Educators turn to books and stories to teach lessons to children of all ages and ability levels. For toddlers and preschoolers, stories teach social skills, vocabulary, rhymes, and simple sentence structure. Eventually, stories assess comprehension and model storyline structure. Children can access thousands of stories that open their imaginations.
While it is wonderful (truly wonderful) to read stories about made-up characters, sometimes students need a book about them! For example, speech-language pathologists, special educators, and other related service providers use stories to teach social skills; such stories are “Social Stories.”
“social stories [are] highly effective in minimizing inappropriate social behaviors and teaching other social behaviors…”
In a brick-and-mortar school, teachers or support staff can make a paper copy of a social story. For example, safety on the bus:
“I used a social story with a student due to his behavior while riding the school bus. During his bus ride, he would run up and down the stairs and through the bus (while the bus was stopped and occasionally while it was moving). He refused to stay in his seat safely and keep his hands/feet to himself. We began reading him this social story daily prior to him getting on the bus. After several weeks, his behavior started to improve, allowing him to safely sit in his seat more than 50% of the time (as compared to less than 10% of the time prior to the social story). Ultimately, his behavior required that he ride specialized transportation with a seat belt, but the improvement in behavior was, in part, due to the social story and rewards put into place.” – Melissa, Special Education Teacher for Pre-K – 3rd grade.
Social stories often work best when the “character(s)” and locations are photographs of the student and his/her school environment, or if the avatar resembles the student and his/her environment.
While social stories are compelling, they can be time-intensive. Sometimes, as educators, we turn to pre-made resources: when you are lucky, it is precisely what you want, but that is not always the case.
In fact, a recent search I did for a story about keeping clothes on while at school resulted in LOTS of social stories, but all of the pre-made stories were rooted in negative outcomes (calling the police, getting in trouble, etc.) instead of focusing on body safety. Yikes! That was not the message I wanted to share with a kindergartener who truly didn’t understand why he needed to keep his clothes on while at school.

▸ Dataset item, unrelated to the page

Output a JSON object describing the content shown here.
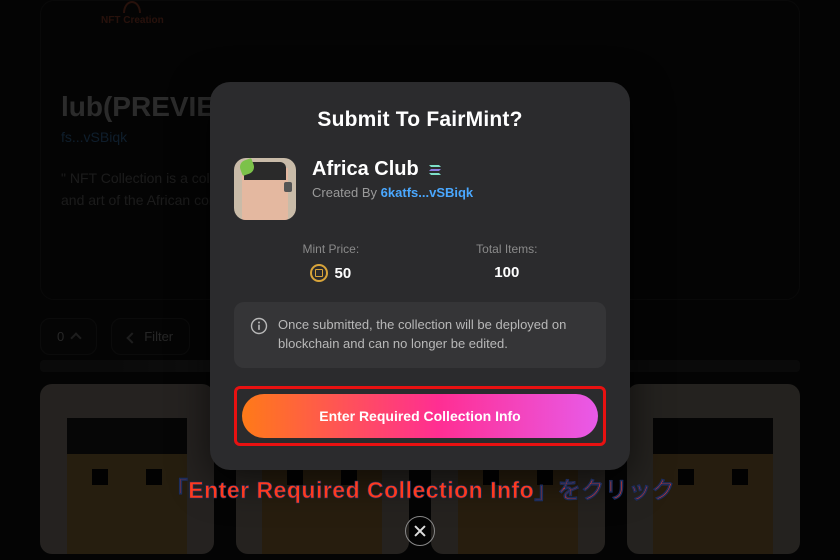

Being a tele-therapist, I could have made a social story in PowerPoint or Google Slides, saved it as a PDF, sent it to the school to print and staple, and then finally sent it to the family and teachers, but I discovered StoryJumper! I created a story with a positive message about body safety. I used an avatar that looked similar to the student. I sent a link to the school and the family for the online version of the book. All within 30 minutes, before the student went home for the day, the family, teachers, and I had a social story to read to the student about keeping our clothes on at school. In the future, I can easily replace the character to look like other students using the same book. In addition, I added a voice recording of me reading the book aloud so the student can “read” it on their own. I even made the story public within StoryJumper, so all others have access to it.
Trying something new can be intimidating, but social stories are an effective tool for students (hello, evidence-based practice!). There are valuable resources and innovations to bring that evidence-based practice into online therapy! Don’t be afraid to jump right in and use them.
Watch eLuma’s webinar with StoryJumper here.
About the Author
Erin Nelson is a speech language pathologist who enjoys making a positive impact on the lives of her students and their families, while empowering them with improved communication skills. Since finishing graduate school in 2008, Erin has worked in a variety of settings. She has primarily worked with children as a part of the Early Intervention program and in schools (public schools, charter schools, and separate day schools).
Erin grew up on the east coast, but moved to Colorado 10 years ago because she was inspired by the beautify of the mountains. She has two young children and loves to watch them learn and explore.